It's not a new conversation-- women's voices typically go unheard when it comes to conversations in the workplace. Most of us have struggled throughout our careers to learn how to speak up for ourselves.
Why? Well, if we don't, we typically get passed over for opportunities or promotions. If we don't speak our professional opinion, business and organizational decisions don't have the important insights that WE see from the inside. That can result in major fall-out. Our voices are important!
However, if we
do speak up and make ourselves heard, we often run the risk of being looked-down on as "overbearing" or "bossy" or.... perhaps another "b" word.
It can create stressful angst, especially for the young female professional or entrepreneur.
But to grow and succeed, we must face these challenges and learn why and how to speak up in often male-dominated environments.
This is why we need to learn from women like Renita Alexander. She had a whole career in probably one of the most male-dominated industries in the world-- the U.S. military! Throughout her career she, a Black Woman, learned how to rise in the ranks to eventually become a United States Air Force Colonel.
Key Learning Points:
Gender Differences: How do gender differences in conversational style affect how we communicate and what we communicate about?
Connection vs Competition: How do different motivations for conversations between men and women affect how we hear each other?

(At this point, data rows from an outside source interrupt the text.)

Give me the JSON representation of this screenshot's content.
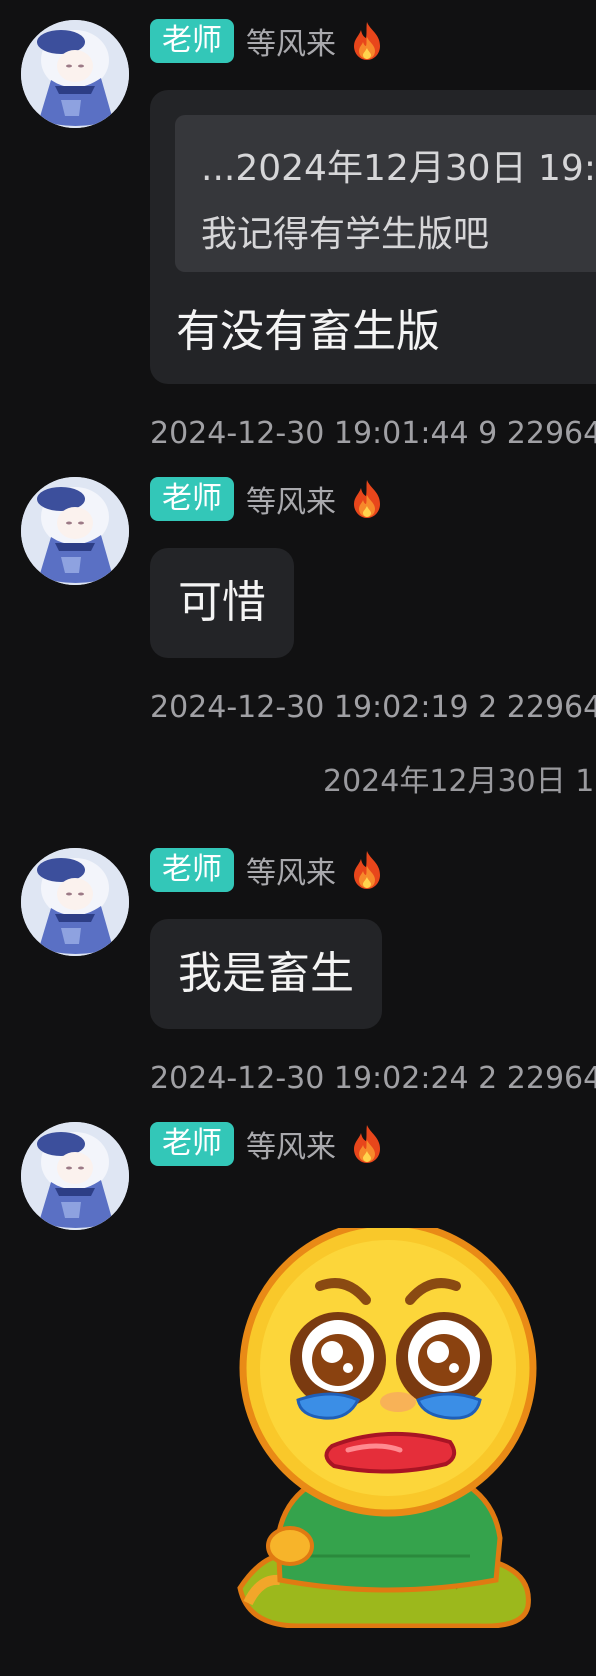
{
  "messages": [
    {
      "role_badge": "老师",
      "sender_name": "等风来",
      "quote_header": "...2024年12月30日 19:",
      "quote_text": "我记得有学生版吧",
      "text": "有没有畜生版",
      "meta": "2024-12-30 19:01:44 9 22964"
    },
    {
      "role_badge": "老师",
      "sender_name": "等风来",
      "text": "可惜",
      "meta": "2024-12-30 19:02:19 2 22964"
    },
    {
      "role_badge": "老师",
      "sender_name": "等风来",
      "text": "我是畜生",
      "meta": "2024-12-30 19:02:24 2 22964"
    },
    {
      "role_badge": "老师",
      "sender_name": "等风来",
      "sticker": "crying-kneeling-emoji-sticker"
    }
  ],
  "divider_time": "2024年12月30日 1",
  "colors": {
    "background": "#111112",
    "bubble": "#232427",
    "quote_bg": "#36373b",
    "badge": "#33c7b8",
    "name": "#a9a9ad",
    "meta": "#a0a0a4"
  },
  "icons": [
    "fire-icon",
    "avatar"
  ]
}
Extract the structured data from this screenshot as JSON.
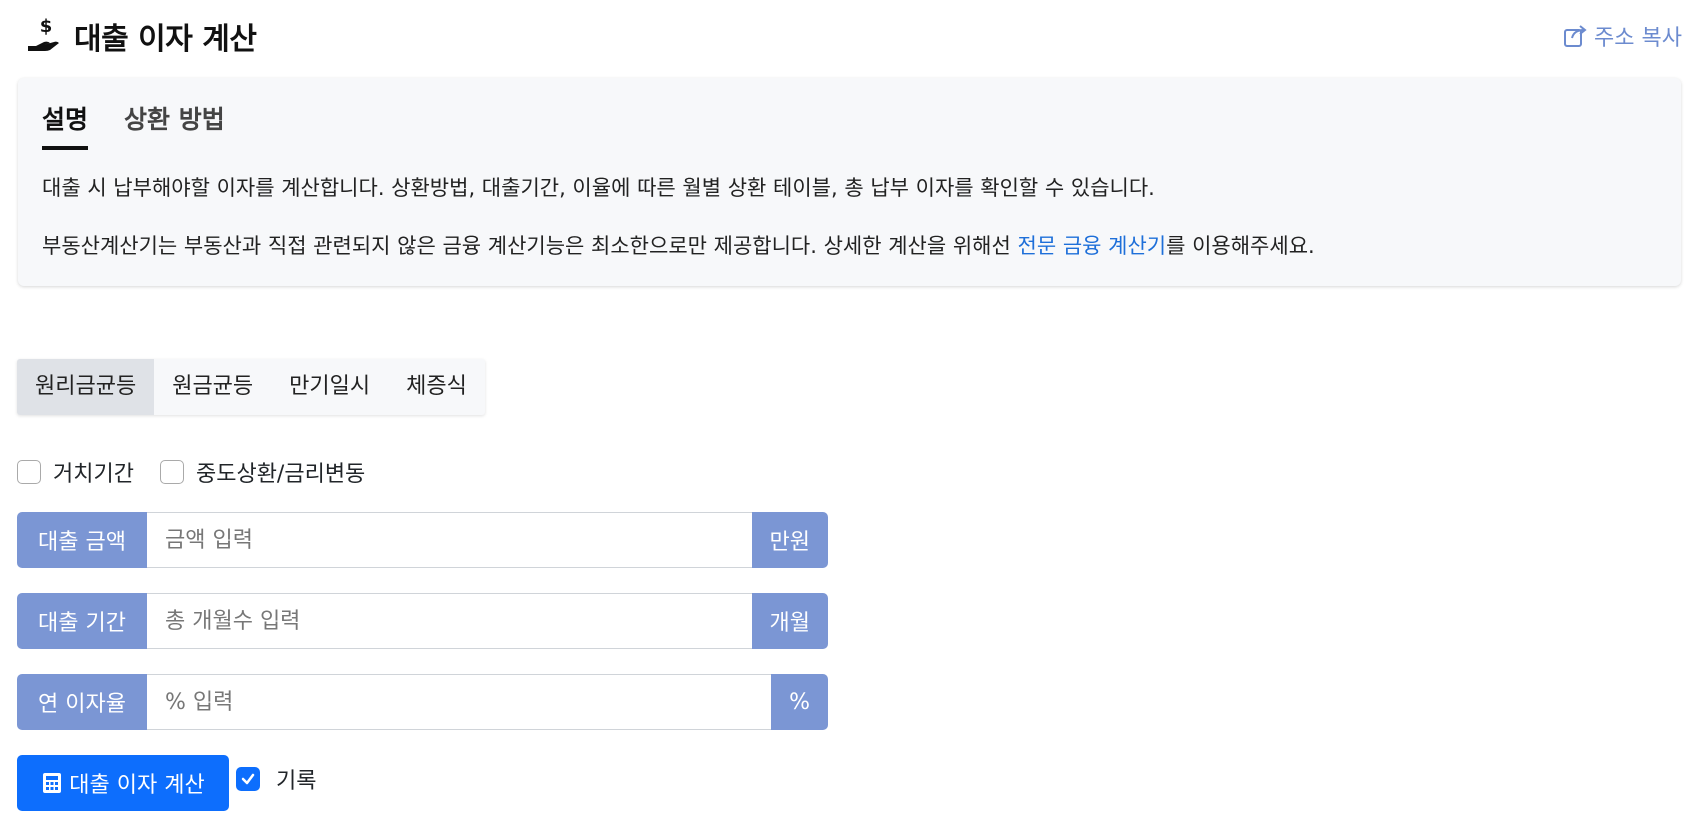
{
  "header": {
    "title": "대출 이자 계산",
    "icon": "hand-holding-dollar-icon",
    "share_label": "주소 복사"
  },
  "description": {
    "tabs": [
      "설명",
      "상환 방법"
    ],
    "active_tab": "설명",
    "paragraph1": "대출 시 납부해야할 이자를 계산합니다. 상환방법, 대출기간, 이율에 따른 월별 상환 테이블, 총 납부 이자를 확인할 수 있습니다.",
    "paragraph2_before": "부동산계산기는 부동산과 직접 관련되지 않은 금융 계산기능은 최소한으로만 제공합니다. 상세한 계산을 위해선 ",
    "paragraph2_link": "전문 금융 계산기",
    "paragraph2_after": "를 이용해주세요."
  },
  "methods": {
    "items": [
      "원리금균등",
      "원금균등",
      "만기일시",
      "체증식"
    ],
    "active": "원리금균등"
  },
  "options": {
    "grace_period": {
      "label": "거치기간",
      "checked": false
    },
    "prepayment": {
      "label": "중도상환/금리변동",
      "checked": false
    }
  },
  "fields": {
    "amount": {
      "label": "대출 금액",
      "placeholder": "금액 입력",
      "unit": "만원",
      "value": ""
    },
    "period": {
      "label": "대출 기간",
      "placeholder": "총 개월수 입력",
      "unit": "개월",
      "value": ""
    },
    "rate": {
      "label": "연 이자율",
      "placeholder": "% 입력",
      "unit": "%",
      "value": ""
    }
  },
  "actions": {
    "calculate_label": "대출 이자 계산",
    "record_label": "기록",
    "record_checked": true
  },
  "colors": {
    "accent": "#7b96d4",
    "primary": "#0d6efd",
    "link": "#1e6fd9"
  }
}
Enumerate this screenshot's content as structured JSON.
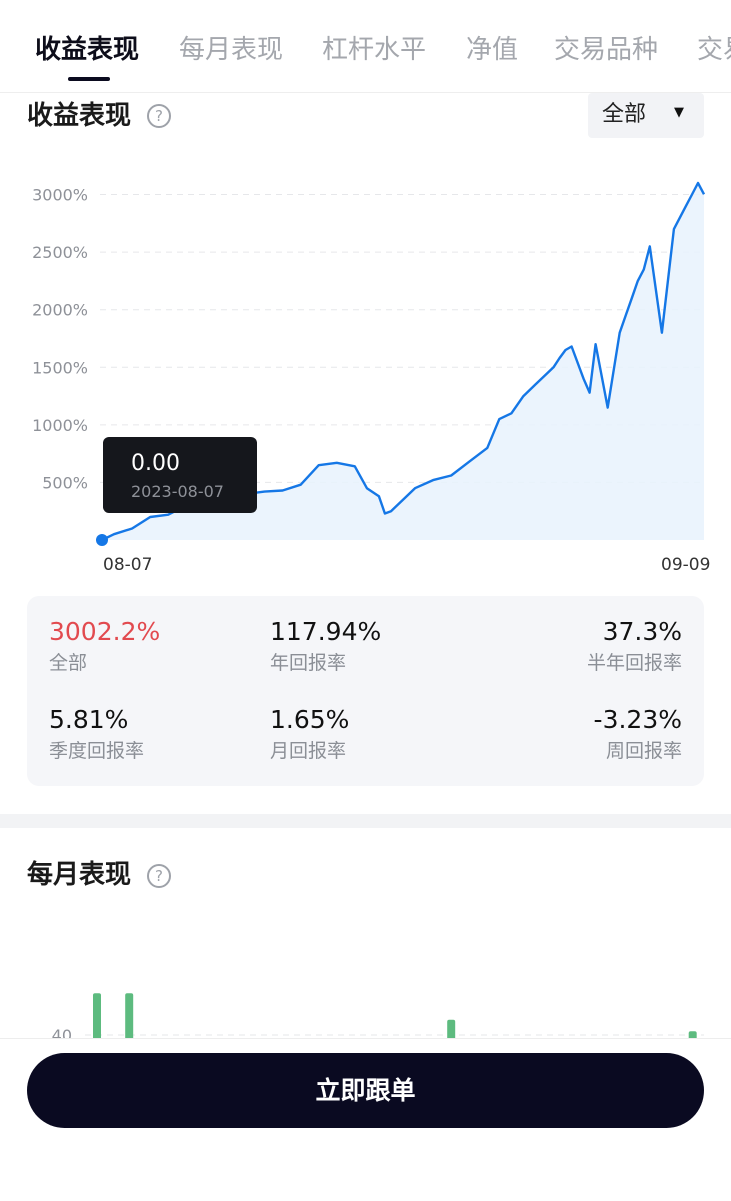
{
  "tabs": [
    {
      "label": "收益表现",
      "active": true
    },
    {
      "label": "每月表现",
      "active": false
    },
    {
      "label": "杠杆水平",
      "active": false
    },
    {
      "label": "净值",
      "active": false
    },
    {
      "label": "交易品种",
      "active": false
    },
    {
      "label": "交易",
      "active": false
    }
  ],
  "performance": {
    "title": "收益表现",
    "help_icon": "question-circle-icon",
    "range_select": {
      "value": "全部",
      "caret_icon": "caret-down-icon"
    },
    "tooltip": {
      "value": "0.00",
      "date": "2023-08-07"
    },
    "x_start": "08-07",
    "x_end": "09-09"
  },
  "stats": [
    {
      "value": "3002.2%",
      "label": "全部",
      "highlight": true
    },
    {
      "value": "117.94%",
      "label": "年回报率"
    },
    {
      "value": "37.3%",
      "label": "半年回报率"
    },
    {
      "value": "5.81%",
      "label": "季度回报率"
    },
    {
      "value": "1.65%",
      "label": "月回报率"
    },
    {
      "value": "-3.23%",
      "label": "周回报率"
    }
  ],
  "monthly": {
    "title": "每月表现",
    "help_icon": "question-circle-icon"
  },
  "follow_button": {
    "label": "立即跟单"
  },
  "colors": {
    "line": "#1577e6",
    "area": "#e8f2fd",
    "positive_highlight": "#e24a4f",
    "bar": "#5dbb7f",
    "button_bg": "#0a0a21"
  },
  "chart_data": [
    {
      "type": "area",
      "title": "",
      "xlabel": "",
      "ylabel": "",
      "y_tick_labels": [
        "500%",
        "1000%",
        "1500%",
        "2000%",
        "2500%",
        "3000%"
      ],
      "y_ticks": [
        500,
        1000,
        1500,
        2000,
        2500,
        3000
      ],
      "ylim": [
        0,
        3300
      ],
      "x_labels": [
        "08-07",
        "09-09"
      ],
      "x": [
        0,
        0.02,
        0.05,
        0.08,
        0.11,
        0.14,
        0.17,
        0.2,
        0.24,
        0.27,
        0.3,
        0.33,
        0.36,
        0.39,
        0.42,
        0.44,
        0.46,
        0.47,
        0.48,
        0.5,
        0.52,
        0.55,
        0.58,
        0.61,
        0.64,
        0.66,
        0.68,
        0.7,
        0.72,
        0.74,
        0.75,
        0.76,
        0.77,
        0.78,
        0.8,
        0.81,
        0.82,
        0.84,
        0.86,
        0.87,
        0.88,
        0.89,
        0.9,
        0.91,
        0.93,
        0.95,
        0.96,
        0.97,
        0.98,
        0.99,
        1.0
      ],
      "series": [
        {
          "values": [
            0,
            50,
            100,
            200,
            220,
            300,
            350,
            380,
            400,
            420,
            430,
            480,
            650,
            670,
            640,
            450,
            380,
            230,
            250,
            350,
            450,
            520,
            560,
            680,
            800,
            1050,
            1100,
            1250,
            1350,
            1450,
            1500,
            1580,
            1650,
            1680,
            1400,
            1280,
            1700,
            1150,
            1800,
            1950,
            2100,
            2250,
            2350,
            2550,
            1800,
            2700,
            2800,
            2900,
            3000,
            3100,
            3002
          ]
        }
      ]
    },
    {
      "type": "bar",
      "title": "",
      "y_tick_labels": [
        "40"
      ],
      "y_ticks": [
        40
      ],
      "values": [
        62,
        14,
        62,
        0,
        0,
        0,
        0,
        0,
        0,
        0,
        0,
        0,
        0,
        0,
        0,
        0,
        32,
        0,
        0,
        0,
        0,
        16,
        48,
        0,
        0,
        0,
        32,
        0,
        0,
        0,
        0,
        0,
        0,
        0,
        12,
        0,
        0,
        42
      ]
    }
  ]
}
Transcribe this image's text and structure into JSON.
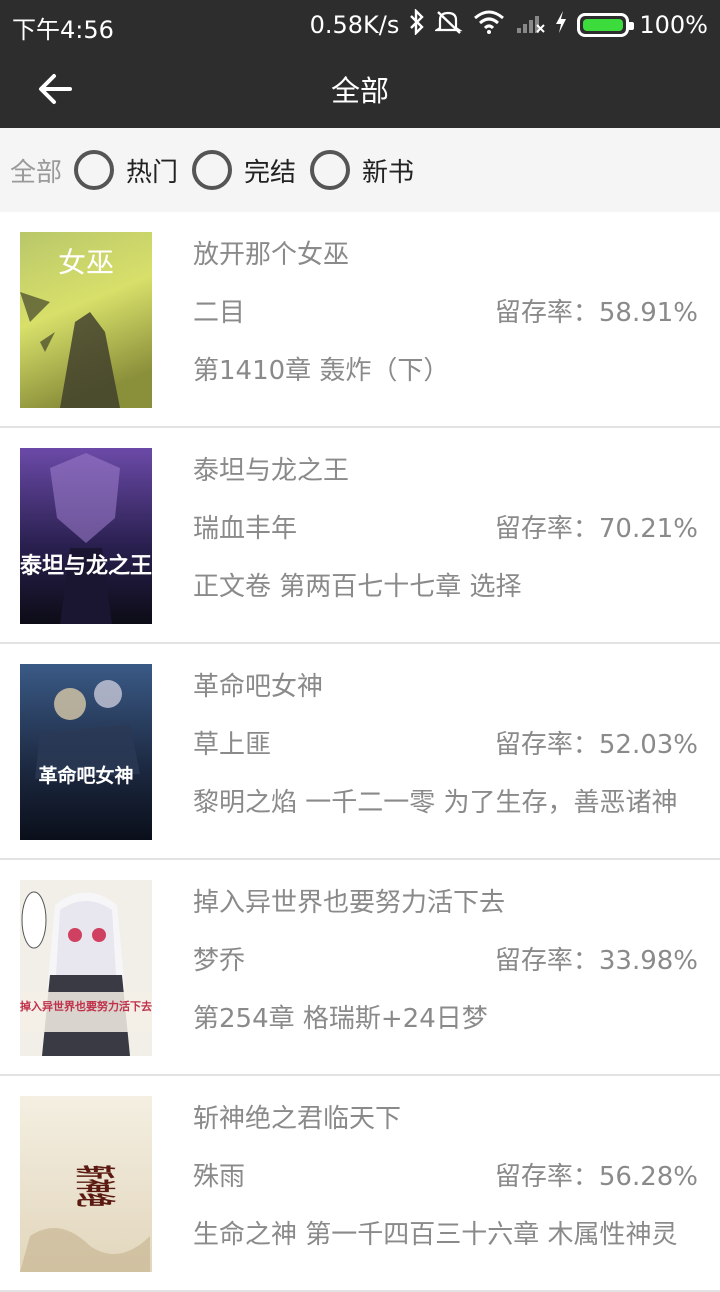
{
  "status_bar": {
    "time": "下午4:56",
    "speed": "0.58K/s",
    "battery": "100%",
    "icons": [
      "bluetooth-icon",
      "mute-icon",
      "wifi-icon",
      "signal-icon",
      "charging-icon",
      "battery-icon"
    ]
  },
  "app_bar": {
    "back_icon": "arrow-left-icon",
    "title": "全部"
  },
  "filter": {
    "label": "全部",
    "options": [
      "热门",
      "完结",
      "新书"
    ]
  },
  "books": [
    {
      "title": "放开那个女巫",
      "author": "二目",
      "retention": "留存率：58.91%",
      "chapter": "第1410章 轰炸（下）",
      "cover_text": "女巫"
    },
    {
      "title": "泰坦与龙之王",
      "author": "瑞血丰年",
      "retention": "留存率：70.21%",
      "chapter": "正文卷 第两百七十七章 选择",
      "cover_text": "泰坦与龙之王"
    },
    {
      "title": "革命吧女神",
      "author": "草上匪",
      "retention": "留存率：52.03%",
      "chapter": "黎明之焰 一千二一零 为了生存，善恶诸神",
      "cover_text": "革命吧女神"
    },
    {
      "title": "掉入异世界也要努力活下去",
      "author": "梦乔",
      "retention": "留存率：33.98%",
      "chapter": "第254章 格瑞斯+24日梦",
      "cover_text": "掉入异世界也要努力活下去"
    },
    {
      "title": "斩神绝之君临天下",
      "author": "殊雨",
      "retention": "留存率：56.28%",
      "chapter": "生命之神 第一千四百三十六章 木属性神灵",
      "cover_text": "斩神绝"
    }
  ]
}
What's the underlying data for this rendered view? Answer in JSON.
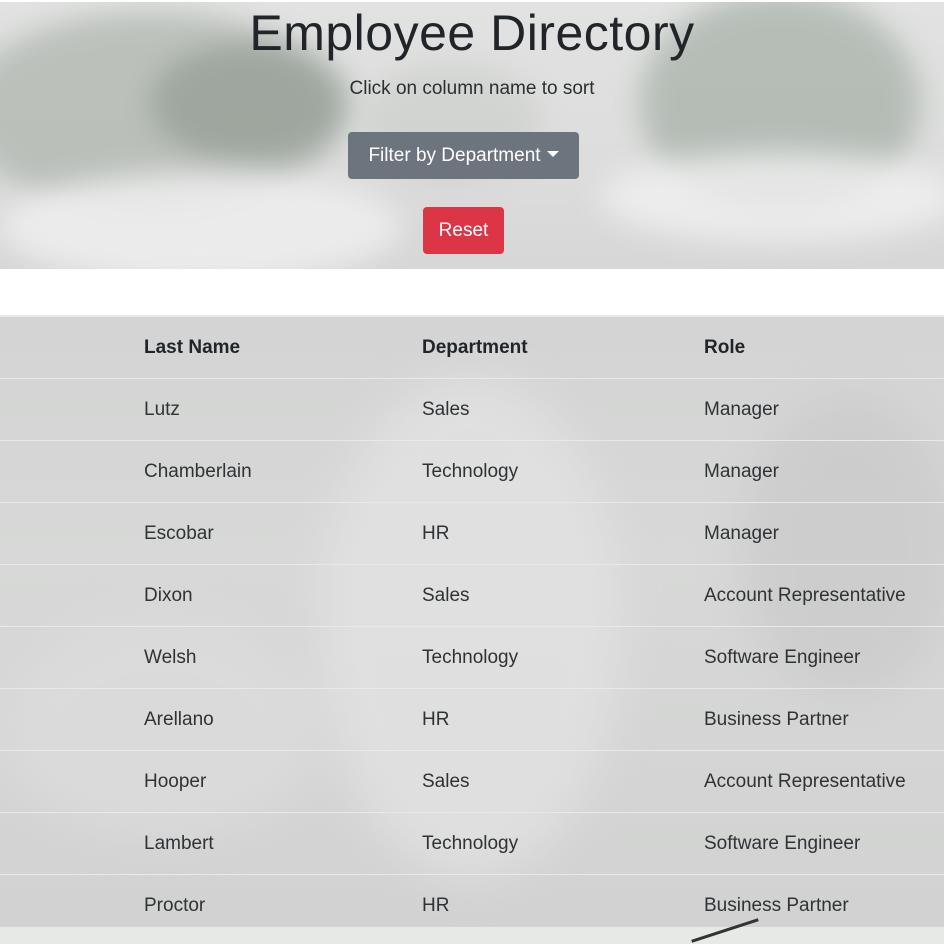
{
  "header": {
    "title": "Employee Directory",
    "subtitle": "Click on column name to sort",
    "filter_label": "Filter by Department",
    "reset_label": "Reset"
  },
  "colors": {
    "filter_button": "#6c757d",
    "reset_button": "#dc3545"
  },
  "table": {
    "columns": [
      "Last Name",
      "Department",
      "Role"
    ],
    "rows": [
      [
        "Lutz",
        "Sales",
        "Manager"
      ],
      [
        "Chamberlain",
        "Technology",
        "Manager"
      ],
      [
        "Escobar",
        "HR",
        "Manager"
      ],
      [
        "Dixon",
        "Sales",
        "Account Representative"
      ],
      [
        "Welsh",
        "Technology",
        "Software Engineer"
      ],
      [
        "Arellano",
        "HR",
        "Business Partner"
      ],
      [
        "Hooper",
        "Sales",
        "Account Representative"
      ],
      [
        "Lambert",
        "Technology",
        "Software Engineer"
      ],
      [
        "Proctor",
        "HR",
        "Business Partner"
      ]
    ]
  }
}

Hear and Be Heard
What can men and women do to hear each other better?
What can women do to ensure they are heard?